Krugman supports his case for a big increase in spending chiefly by looking at wartime spending. He also cites an estimate, based on comparing military spending across states, that “a dollar of spending actually raises output via around $1.50.”
In short, Krugman makes what he calls the “textbook” Keynesian case for big government spending, no matter on what, financed by borrowing and easy money.
As a liberal economist myself, I favor increased public spending—but only on the right things, and especially not on the military. We should increase spending for public services like health, education, pensions, local infrastructure like water and sewer systems. And we should pay for these programs by high progressive income taxes, loophole-free corporate taxes, and property taxes at the local and state levels. (Property taxes are truly the best tax we have on personal and corporate wealth—see “Restore the Original Wealth Tax.”)
So how does the Krugman/textbook-Keynesian argument go wrong? It goes wrong because it ignores both the distributional and the marginal incentive impacts of public policy.
Start with military spending. Military spending is notoriously intensive in natural resources and capital, which means per dollar spent it creates very little employment—while diverting funds from more productive possibilities. In the May 28 Nation Robert Pollin and Heidi Garrett-Peltier of The Political Economy Research Institute of U Mass Amherst show “How Cutting the Pentagon’s Budget Could Boost the Economy”. Mason Gaffney has been making the same argument for many years.
Krugman rests much of his case for military stimulus on the dramatic recovery before and during World War II. But so much else was going on at the same time: the economy was surely recovering anyway from the Great Depression; there was a tremendous public investment in health, education, and training of millions of young men, and simple patriotism brought out volunteers in droves.
Military spending is just an extreme example of the kind of resource and capital- intensive spending that damages the economy. Other examples include bridges and highways to nowhere, high-speed rail in low-density regions, or the notorious Keystone oil pipeline from Canada’s tar sands to the US Gulf.
Now look at taxes. Something else happened during World War II: a huge increase in progressive income taxes. In the New York Review article, Krugman notes but dismisses as secondary a connection between high taxes and high employment rates. Not so fast! High progressive taxes on personal incomes or corporate profits create what’s called an income effect. By putting the squeeze on those who have previously enjoyed if not a life of ease at least a life of luxury—taxes on high incomes and high profits encourage people and corporations to find more productive uses for their assets. Krugman also calls the current payroll tax credit “not an ideal stimulus”. In my view, the payroll tax is a major discouragement to hiring, especially the hiring of low-wage workers by small business, because it has a powerful marginal effect. That makes the payroll tax credit an excellent stimulus—one which should be increased further.
So how do we pay for the right kind of public spending? Krugman rejects tax increases as part of a solution. Rather, he would rely on borrowing and expansionary monetary policy. What’s the problem? Here, the conservatives are correct, though often for the wrong reasons.

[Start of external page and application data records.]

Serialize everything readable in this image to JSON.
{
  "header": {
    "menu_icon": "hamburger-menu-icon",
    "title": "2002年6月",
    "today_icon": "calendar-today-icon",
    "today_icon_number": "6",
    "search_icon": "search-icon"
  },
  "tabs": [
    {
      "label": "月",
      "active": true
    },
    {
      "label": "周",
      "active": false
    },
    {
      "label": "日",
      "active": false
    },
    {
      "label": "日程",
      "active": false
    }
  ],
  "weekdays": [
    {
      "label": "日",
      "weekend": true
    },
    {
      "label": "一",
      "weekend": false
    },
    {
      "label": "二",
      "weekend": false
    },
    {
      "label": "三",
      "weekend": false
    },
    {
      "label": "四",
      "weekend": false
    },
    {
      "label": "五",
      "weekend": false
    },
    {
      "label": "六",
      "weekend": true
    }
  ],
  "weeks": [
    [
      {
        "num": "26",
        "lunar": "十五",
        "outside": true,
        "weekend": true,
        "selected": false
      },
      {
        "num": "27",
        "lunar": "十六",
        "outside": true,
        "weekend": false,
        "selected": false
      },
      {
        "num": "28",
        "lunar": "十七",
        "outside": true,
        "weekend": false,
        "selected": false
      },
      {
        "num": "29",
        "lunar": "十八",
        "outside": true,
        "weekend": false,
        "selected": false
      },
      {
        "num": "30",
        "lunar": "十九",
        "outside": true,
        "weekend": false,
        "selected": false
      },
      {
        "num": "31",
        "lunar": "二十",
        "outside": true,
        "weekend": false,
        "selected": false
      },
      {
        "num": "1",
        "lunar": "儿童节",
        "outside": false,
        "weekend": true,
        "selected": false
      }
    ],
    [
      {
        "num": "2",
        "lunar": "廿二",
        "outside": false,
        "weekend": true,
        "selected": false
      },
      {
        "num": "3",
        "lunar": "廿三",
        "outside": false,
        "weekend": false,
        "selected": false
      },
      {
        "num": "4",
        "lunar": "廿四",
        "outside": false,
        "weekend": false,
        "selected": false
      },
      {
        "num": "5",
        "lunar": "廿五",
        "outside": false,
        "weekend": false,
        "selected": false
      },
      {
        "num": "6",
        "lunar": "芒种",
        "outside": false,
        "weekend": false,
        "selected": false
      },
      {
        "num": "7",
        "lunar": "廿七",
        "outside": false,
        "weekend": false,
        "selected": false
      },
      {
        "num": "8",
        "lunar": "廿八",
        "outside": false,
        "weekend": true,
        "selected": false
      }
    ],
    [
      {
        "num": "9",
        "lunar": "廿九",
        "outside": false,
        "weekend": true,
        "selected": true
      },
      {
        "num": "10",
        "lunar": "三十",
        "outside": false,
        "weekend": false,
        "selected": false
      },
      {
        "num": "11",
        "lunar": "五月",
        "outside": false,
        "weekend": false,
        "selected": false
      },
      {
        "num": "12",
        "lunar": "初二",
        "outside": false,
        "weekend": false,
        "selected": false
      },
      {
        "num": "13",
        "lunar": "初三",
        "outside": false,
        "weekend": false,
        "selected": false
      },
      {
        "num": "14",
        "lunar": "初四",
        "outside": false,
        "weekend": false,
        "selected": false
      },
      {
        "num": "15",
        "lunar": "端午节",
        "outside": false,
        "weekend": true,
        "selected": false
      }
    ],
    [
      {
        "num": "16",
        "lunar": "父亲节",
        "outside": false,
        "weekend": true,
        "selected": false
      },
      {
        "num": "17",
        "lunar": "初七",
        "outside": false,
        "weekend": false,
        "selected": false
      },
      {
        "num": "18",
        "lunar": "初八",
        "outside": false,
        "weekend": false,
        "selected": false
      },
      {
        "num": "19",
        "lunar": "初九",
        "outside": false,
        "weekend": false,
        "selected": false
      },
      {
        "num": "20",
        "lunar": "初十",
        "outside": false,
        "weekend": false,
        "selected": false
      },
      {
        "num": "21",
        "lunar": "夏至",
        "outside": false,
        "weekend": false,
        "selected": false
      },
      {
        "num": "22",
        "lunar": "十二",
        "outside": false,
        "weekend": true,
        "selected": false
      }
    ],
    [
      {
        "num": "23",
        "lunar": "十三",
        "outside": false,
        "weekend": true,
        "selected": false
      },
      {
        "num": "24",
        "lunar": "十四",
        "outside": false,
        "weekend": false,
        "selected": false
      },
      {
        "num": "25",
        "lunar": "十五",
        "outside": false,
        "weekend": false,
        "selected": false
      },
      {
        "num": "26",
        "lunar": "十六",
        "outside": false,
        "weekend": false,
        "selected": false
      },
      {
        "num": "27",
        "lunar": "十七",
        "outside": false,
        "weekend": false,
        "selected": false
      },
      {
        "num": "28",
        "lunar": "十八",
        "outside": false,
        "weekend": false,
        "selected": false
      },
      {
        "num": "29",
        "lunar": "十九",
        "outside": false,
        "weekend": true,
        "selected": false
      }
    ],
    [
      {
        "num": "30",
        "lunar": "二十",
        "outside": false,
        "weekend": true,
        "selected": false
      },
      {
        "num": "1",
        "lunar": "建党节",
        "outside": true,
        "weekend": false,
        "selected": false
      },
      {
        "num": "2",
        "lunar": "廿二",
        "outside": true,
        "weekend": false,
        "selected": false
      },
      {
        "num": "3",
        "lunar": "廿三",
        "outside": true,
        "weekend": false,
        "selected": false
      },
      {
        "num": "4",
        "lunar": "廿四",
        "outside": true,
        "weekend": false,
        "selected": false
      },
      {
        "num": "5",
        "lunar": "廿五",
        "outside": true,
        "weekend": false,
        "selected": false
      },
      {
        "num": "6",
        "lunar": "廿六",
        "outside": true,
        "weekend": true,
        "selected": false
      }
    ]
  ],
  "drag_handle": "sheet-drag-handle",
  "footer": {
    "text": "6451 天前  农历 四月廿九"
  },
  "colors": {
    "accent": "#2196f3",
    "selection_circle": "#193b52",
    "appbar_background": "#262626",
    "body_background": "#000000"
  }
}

What’s wrong with borrowing? Well, it does raise the annual deficit and national debt. It does “crowd out” private lending, especially to small business. Meanwhile lenders—whether wealthy individuals, corporations or foreign governments like China—get to enjoy nice low-return but super-safe investments that do nothing for the US economy. It is the opposite of the income effect of progressive taxes!
What’s wrong with expansionary monetary policy, as in quantitative easing? Conservatives claim it will cause inflation. I don’t think there’s much inflation risk, so long as the big banks’ vaults remain stuffed with garbage. But precisely for that reason, the big banks won’t lend the money to risky but productive, employment-generating small business. They’ll lend it back to the US government, or worse—like JP Morgan of late—gamble with it in the international financial markets.
No, recovery will not be “ridiculously easy”. Not until Americans rise up to challenge Grover Norquist and his tax cut henchmen. That’s a long, tough, political battle with no easy textbook answers.